DOVER-FOXCROFT – State, county and municipal officials focused their attention Monday on a long-term solution to alleviate the overcrowding and cramped space at the District Court building.
The need for more space at the courthouse has been a pressing issue for some time. On court days, the facility overflows with some participants spilling out onto the outside entrance to the building. In addition, the three full-time clerks work from a crackerjack-box size room.
“What we have here is not an acceptable situation, we just don’t have enough space. We need to do something,” James “Ted” Glassner, state court administrator, said at the Monday afternoon session.
Glassner said it was important for the state and county to use the existing space in Superior Court and fix it up to meet the needs. “I would want to give that some serious consideration,” he said.
Toward that end, Piscataquis County Commissioners Eben DeWitt, Woodrouffe “Tony” Bartley and Gordon Andrews were agreeable to a state-funded preliminary architectural study of both the District and Superior Court buildings.

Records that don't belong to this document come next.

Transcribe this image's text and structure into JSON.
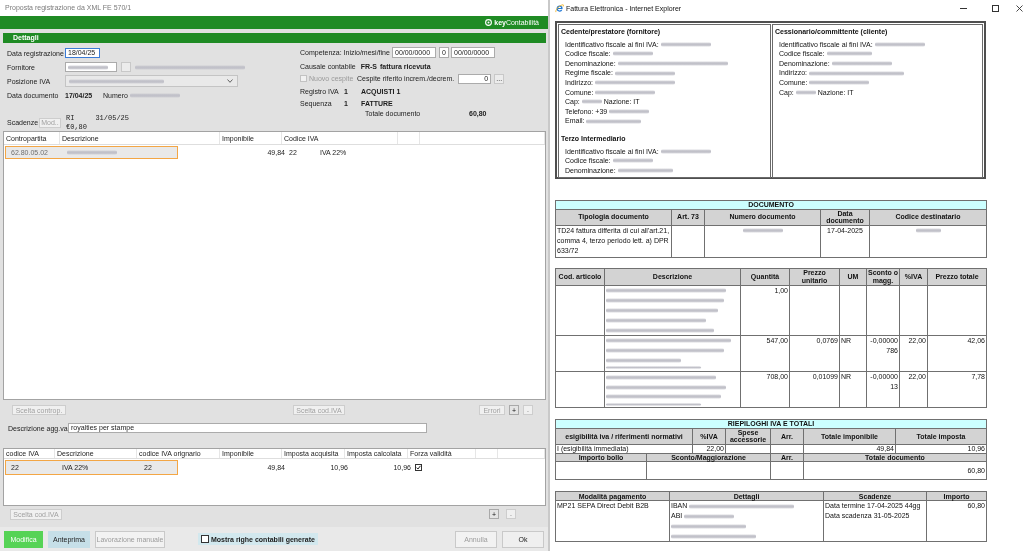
{
  "app_window": {
    "title": "Proposta registrazione da XML FE 570/1",
    "logo": "**key**Contabilità",
    "panel": {
      "title": "Dettagli",
      "left_fields": [
        {
          "kind": "input",
          "label": "Data registrazione",
          "value": "18/04/25",
          "focused": true
        },
        {
          "kind": "lookup",
          "label": "Fornitore",
          "value_blurred": true,
          "name_blurred": true
        },
        {
          "kind": "select",
          "label": "Posizione IVA",
          "blurred": true
        },
        {
          "kind": "document",
          "label": "Data documento",
          "value": "17/04/25",
          "number_label": "Numero",
          "blurred": true
        }
      ],
      "due_dates": {
        "label": "Scadenze",
        "button": {
          "label": "Mod..",
          "disabled": true
        },
        "lines": [
          "RI     31/05/25",
          "€0,80"
        ]
      },
      "right_fields": [
        {
          "kind": "dates",
          "label": "Competenza: Inizio/mesi/fine",
          "start": "00/00/0000",
          "months": "0",
          "end": "00/00/0000"
        },
        {
          "kind": "code",
          "label": "Causale contabile",
          "code": "FR-S",
          "text": "fattura ricevuta"
        },
        {
          "kind": "asset",
          "checkbox": {
            "label": "Nuovo cespite",
            "checked": false,
            "disabled": true
          },
          "label": "Cespite riferito increm./decrem.",
          "value": "0",
          "button": "..."
        },
        {
          "kind": "code",
          "label": "Registro IVA",
          "code": "1",
          "text": "ACQUISTI 1"
        },
        {
          "kind": "code",
          "label": "Sequenza",
          "code": "1",
          "text": "FATTURE"
        },
        {
          "kind": "total",
          "label": "Totale documento",
          "value": "60,80"
        }
      ]
    },
    "accounts_grid": {
      "columns": [
        "Contropartita",
        "Descrizione",
        "Imponibile",
        "Codice IVA"
      ],
      "rows": [
        {
          "selected": true,
          "account": "62.80.05.02",
          "description_blurred": true,
          "taxable": "49,84",
          "vat_code": "22",
          "vat_description": "IVA 22%"
        }
      ]
    },
    "accounts_buttons": [
      {
        "label": "Scelta controp.",
        "disabled": true
      },
      {
        "label": "Scelta cod.IVA",
        "disabled": true
      },
      {
        "label": "Errori",
        "disabled": true
      },
      {
        "label": "+",
        "disabled": false
      },
      {
        "label": "-",
        "disabled": true
      }
    ],
    "additional_description": {
      "label": "Descrizione agg.va",
      "value": "royalties per stampe"
    },
    "vat_grid": {
      "columns": [
        "codice IVA",
        "Descrizione",
        "codice IVA orignario",
        "Imponibile",
        "Imposta acquisita",
        "Imposta calcolata",
        "Forza validità"
      ],
      "rows": [
        {
          "selected": true,
          "vat_code": "22",
          "description": "IVA 22%",
          "original_vat_code": "22",
          "taxable": "49,84",
          "tax_received": "10,96",
          "tax_computed": "10,96",
          "force_valid": true
        }
      ]
    },
    "vat_buttons": [
      {
        "label": "Scelta cod.IVA",
        "disabled": true
      },
      {
        "label": "+",
        "disabled": false
      },
      {
        "label": "-",
        "disabled": true
      }
    ],
    "footer": {
      "buttons": [
        {
          "label": "Modifica",
          "kind": "primary",
          "disabled": false
        },
        {
          "label": "Anteprima",
          "kind": "secondary",
          "disabled": false
        },
        {
          "label": "Lavorazione manuale",
          "kind": "default",
          "disabled": true
        }
      ],
      "checkbox": {
        "label": "Mostra righe contabili generate",
        "checked": false
      },
      "dialog_buttons": [
        {
          "label": "Annulla",
          "disabled": true
        },
        {
          "label": "Ok",
          "disabled": false
        }
      ]
    }
  },
  "browser_window": {
    "title": "Fattura Elettronica - Internet Explorer",
    "parties": [
      [
        {
          "title": "Cedente/prestatore (fornitore)",
          "lines": [
            {
              "label": "Identificativo fiscale ai fini IVA:",
              "blurred": true
            },
            {
              "label": "Codice fiscale:",
              "blurred": true
            },
            {
              "label": "Denominazione:",
              "blurred": true
            },
            {
              "label": "Regime fiscale:",
              "blurred": true
            },
            {
              "label": "Indirizzo:",
              "blurred": true
            },
            {
              "label": "Comune:",
              "blurred": true
            },
            {
              "label": "Cap:",
              "blurred": true,
              "suffix": "Nazione: IT"
            },
            {
              "label": "Telefono: +39",
              "blurred": true
            },
            {
              "label": "Email:",
              "blurred": true
            }
          ]
        },
        {
          "title": "Terzo Intermediario",
          "lines": [
            {
              "label": "Identificativo fiscale ai fini IVA:",
              "blurred": true
            },
            {
              "label": "Codice fiscale:",
              "blurred": true
            },
            {
              "label": "Denominazione:",
              "blurred": true
            }
          ]
        }
      ],
      [
        {
          "title": "Cessionario/committente (cliente)",
          "lines": [
            {
              "label": "Identificativo fiscale ai fini IVA:",
              "blurred": true
            },
            {
              "label": "Codice fiscale:",
              "blurred": true
            },
            {
              "label": "Denominazione:",
              "blurred": true
            },
            {
              "label": "Indirizzo:",
              "blurred": true
            },
            {
              "label": "Comune:",
              "blurred": true
            },
            {
              "label": "Cap:",
              "blurred": true,
              "suffix": "Nazione: IT"
            }
          ]
        }
      ]
    ],
    "document": {
      "title": "DOCUMENTO",
      "columns": [
        "Tipologia documento",
        "Art. 73",
        "Numero documento",
        "Data documento",
        "Codice destinatario"
      ],
      "rows": [
        [
          "TD24 fattura differita di cui all'art.21, comma 4, terzo periodo lett. a) DPR 633/72",
          null,
          {
            "lines": [
              {
                "blurred": true
              }
            ]
          },
          "17-04-2025",
          {
            "lines": [
              {
                "blurred": true
              }
            ]
          }
        ]
      ]
    },
    "items": {
      "columns": [
        "Cod. articolo",
        "Descrizione",
        "Quantità",
        "Prezzo unitario",
        "UM",
        "Sconto o magg.",
        "%IVA",
        "Prezzo totale"
      ],
      "rows": [
        [
          null,
          {
            "lines": [
              {
                "blurred": true
              },
              {
                "blurred": true
              },
              {
                "blurred": true
              },
              {
                "blurred": true
              },
              {
                "blurred": true
              }
            ]
          },
          "1,00",
          null,
          null,
          null,
          null,
          null
        ],
        [
          null,
          {
            "lines": [
              {
                "blurred": true
              },
              {
                "blurred": true
              },
              {
                "blurred": true
              },
              {
                "blurred": true,
                "small": true
              }
            ]
          },
          "547,00",
          "0,0769",
          "NR",
          "-0,00000786",
          "22,00",
          "42,06"
        ],
        [
          null,
          {
            "lines": [
              {
                "blurred": true
              },
              {
                "blurred": true
              },
              {
                "blurred": true
              },
              {
                "blurred": true,
                "small": true
              }
            ]
          },
          "708,00",
          "0,01099",
          "NR",
          "-0,0000013",
          "22,00",
          "7,78"
        ]
      ]
    },
    "summary": {
      "title": "RIEPILOGHI IVA E TOTALI",
      "columns": [
        "esigibilità iva / riferimenti normativi",
        "%IVA",
        "Spese accessorie",
        "Arr.",
        "Totale imponibile",
        "Totale imposta"
      ],
      "rows": [
        [
          "I (esigibilità immediata)",
          "22,00",
          null,
          null,
          "49,84",
          "10,96"
        ]
      ],
      "totals_columns": [
        "Importo bollo",
        "Sconto/Maggiorazione",
        "Arr.",
        "Totale documento"
      ],
      "totals_rows": [
        [
          null,
          null,
          null,
          "60,80"
        ]
      ]
    },
    "payment": {
      "columns": [
        "Modalità pagamento",
        "Dettagli",
        "Scadenze",
        "Importo"
      ],
      "rows": [
        [
          "MP21 SEPA Direct Debit B2B",
          {
            "lines": [
              {
                "label": "IBAN",
                "blurred": true
              },
              {
                "label": "ABI",
                "blurred": true
              },
              {
                "blurred": true
              },
              {
                "blurred": true
              }
            ]
          },
          {
            "lines": [
              {
                "label": "Data termine 17-04-2025 44gg"
              },
              {
                "label": "Data scadenza 31-05-2025"
              }
            ]
          },
          "60,80"
        ]
      ]
    }
  }
}
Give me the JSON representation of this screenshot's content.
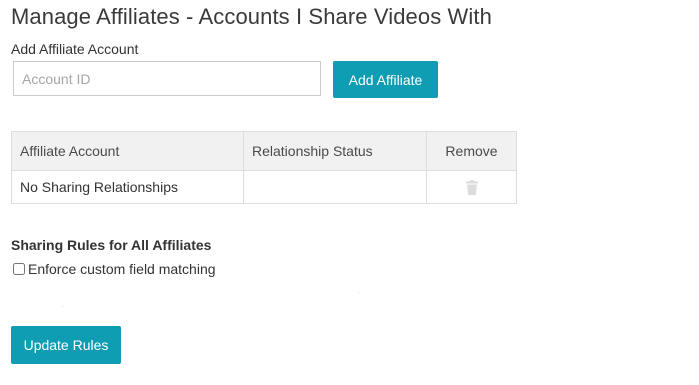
{
  "header": {
    "title": "Manage Affiliates - Accounts I Share Videos With"
  },
  "add_form": {
    "label": "Add Affiliate Account",
    "input_placeholder": "Account ID",
    "input_value": "",
    "button_label": "Add Affiliate"
  },
  "table": {
    "headers": [
      "Affiliate Account",
      "Relationship Status",
      "Remove"
    ],
    "rows": [
      {
        "account": "No Sharing Relationships",
        "status": "",
        "remove_icon": "trash-icon"
      }
    ]
  },
  "rules": {
    "title": "Sharing Rules for All Affiliates",
    "checkbox_label": "Enforce custom field matching",
    "checkbox_checked": false,
    "button_label": "Update Rules"
  },
  "colors": {
    "accent": "#0e9db3",
    "header_bg": "#f1f1f1",
    "border": "#dddddd",
    "icon": "#dcdcdc"
  }
}
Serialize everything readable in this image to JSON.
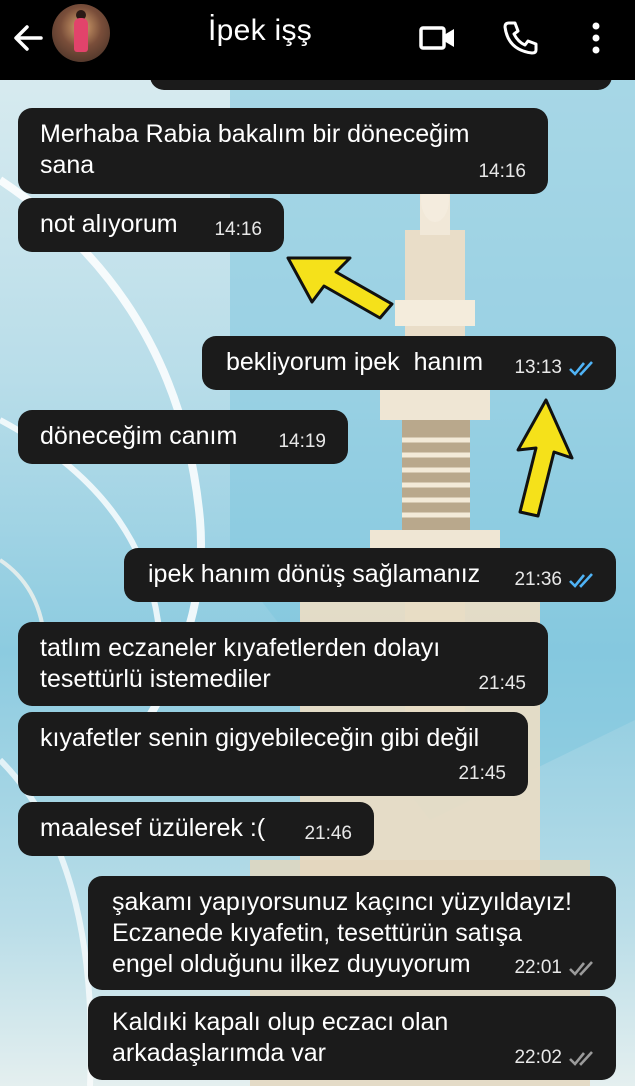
{
  "header": {
    "contact_name": "İpek işş",
    "icons": [
      "back-arrow-icon",
      "avatar",
      "video-call-icon",
      "phone-icon",
      "more-vert-icon"
    ],
    "background_color": "#000000"
  },
  "messages": [
    {
      "direction": "incoming",
      "text": "Merhaba Rabia bakalım bir döneceğim\nsana",
      "time": "14:16"
    },
    {
      "direction": "incoming",
      "text": "not alıyorum",
      "time": "14:16"
    },
    {
      "direction": "outgoing",
      "text": "bekliyorum ipek  hanım",
      "time": "13:13",
      "status": "read"
    },
    {
      "direction": "incoming",
      "text": "döneceğim canım",
      "time": "14:19"
    },
    {
      "direction": "outgoing",
      "text": "ipek hanım dönüş sağlamanız",
      "time": "21:36",
      "status": "read"
    },
    {
      "direction": "incoming",
      "text": "tatlım eczaneler kıyafetlerden dolayı\ntesettürlü istemediler",
      "time": "21:45"
    },
    {
      "direction": "incoming",
      "text": "kıyafetler senin gigyebileceğin gibi değil",
      "time": "21:45"
    },
    {
      "direction": "incoming",
      "text": "maalesef üzülerek :(",
      "time": "21:46"
    },
    {
      "direction": "outgoing",
      "text": "şakamı yapıyorsunuz kaçıncı yüzyıldayız!\nEczanede kıyafetin, tesettürün satışa\nengel olduğunu ilkez duyuyorum",
      "time": "22:01",
      "status": "delivered"
    },
    {
      "direction": "outgoing",
      "text": "Kaldıki kapalı olup eczacı olan\narkadaşlarımda var",
      "time": "22:02",
      "status": "delivered"
    }
  ],
  "colors": {
    "bubble": "#1b1b1b",
    "read_tick": "#4fb3f6",
    "delivered_tick": "#9a9a9a",
    "annotation_arrow": "#f5e11a"
  }
}
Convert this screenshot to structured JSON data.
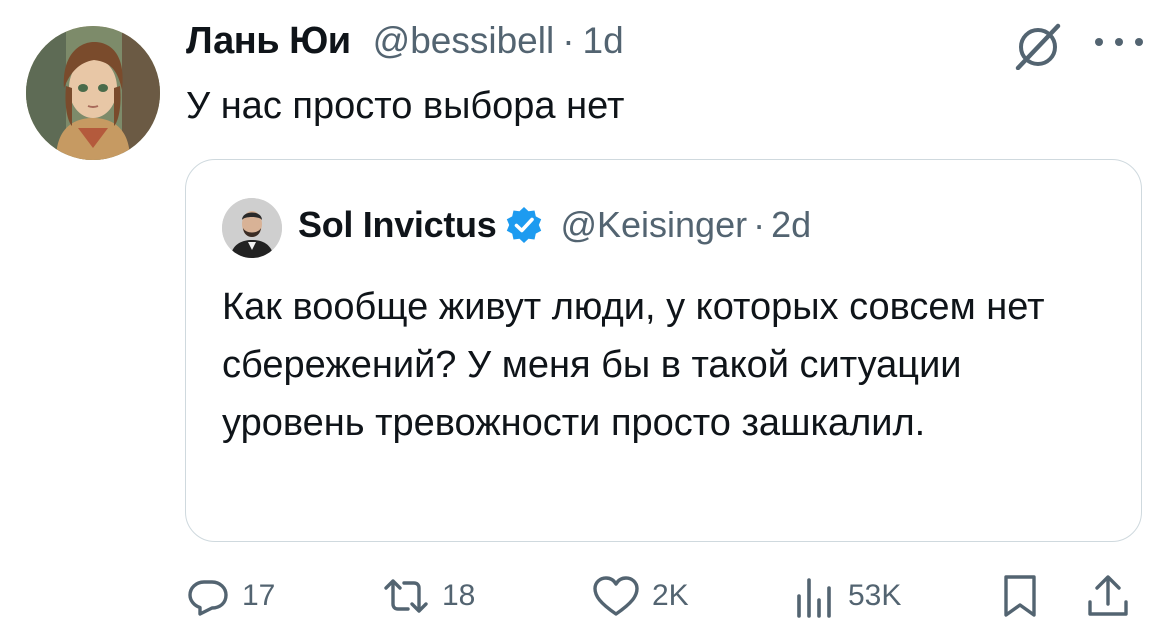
{
  "tweet": {
    "display_name": "Лань Юи",
    "handle": "@bessibell",
    "separator": "·",
    "time": "1d",
    "text": "У нас просто выбора нет"
  },
  "quote": {
    "display_name": "Sol Invictus",
    "handle": "@Keisinger",
    "separator": "·",
    "time": "2d",
    "text": "Как вообще живут люди, у которых совсем нет сбережений? У меня бы в такой ситуации уровень тревожности просто зашкалил."
  },
  "actions": {
    "replies": "17",
    "reposts": "18",
    "likes": "2K",
    "views": "53K"
  },
  "icons": [
    "grok-icon",
    "more-icon",
    "verified-badge-icon",
    "reply-icon",
    "repost-icon",
    "like-icon",
    "views-icon",
    "bookmark-icon",
    "share-icon"
  ],
  "colors": {
    "text": "#0f1419",
    "secondary": "#536471",
    "border": "#cfd9de",
    "verified": "#1d9bf0"
  }
}
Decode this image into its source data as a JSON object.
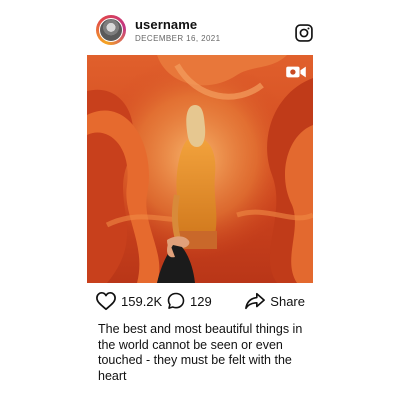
{
  "post": {
    "username": "username",
    "date": "DECEMBER 16, 2021",
    "likes": "159.2K",
    "comments": "129",
    "share_label": "Share",
    "caption": "The best and most beautiful things in the world cannot be seen or even touched - they must be felt with the heart"
  },
  "icons": {
    "header_right": "instagram-icon",
    "photo_badge": "camera-video-icon",
    "like": "heart-icon",
    "comment": "comment-bubble-icon",
    "share": "share-arrow-icon"
  },
  "colors": {
    "photo_red": "#c94a22",
    "accent_orange": "#e0792a"
  }
}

The commissioners, in the past, were reluctant to consider the renovation of the historical Superior Court building. DeWitt said there are some county residents who are not enthusiastic about remodeling the 1860’s building.
The trio had instead leaned toward construction of a new facility on property purchased a couple of years ago by the county for expansion needs.
But the whole project hinges on financing, DeWitt said Monday. “The financing is paramount in my mind,” he said.
Andrews, too, said financing is the big issue considering the 18,000 county residents will ultimately fund any new building or renovation costs.
Glassner said it likely would cost “tens of thousands of dollars” for the renovation compared to “millions of dollars” for new construction. He said the goal “is to keep the clerk’s operation combined and to have a single operation.”
Currently, Lisa Richardson serves the clerk functions of both District and Superior courts. She said Monday that operating two different offices to accommodate both courts is cumbersome. “Whichever office you’re in, you’re in the wrong one,” Richardson said.
Because of the county’s small docket load, Glassner suggested that the Superior Court room could function as both the District and Superior Court rooms. “Why not maximize use of that courtroom,” he said.
To do that, Judge Kevin Stitham suggested the office of deeds could be moved onto a third floor in the Superior Court room with the elevator extended to that floor. The space vacated on the second floor where the Superior Court room is located could be used by the clerk of courts and for associated court needs.
The commissioners learned that new construction or renovation can be funded by the state, although monies for these purposes are limited. In addition, a building can be financed by an investor or constructed and financed by the county.
If an option to address the long-term needs is selected that does not include the use of the Peaks Building, a private residence that was renovated for court purposes in 1976, DeWitt said the building likely would be demolished.
That didn’t set well with Sheriff John Goggin, who said it would be a travesty to tear down the building. He said it could be used as an office building, could house the sheriff’s department or even the Dover-Foxcroft Police Department. “There’s any number of possibilities you could do with this building,” he said.
Those possibilities will be among the issues addressed by the committee over the next few months.
Glassner said that for the architectural study he would require county officials to list the basic needs of their offices. From there, Glassner said, cost estimates could be provided and distributed to the committee at a future meeting.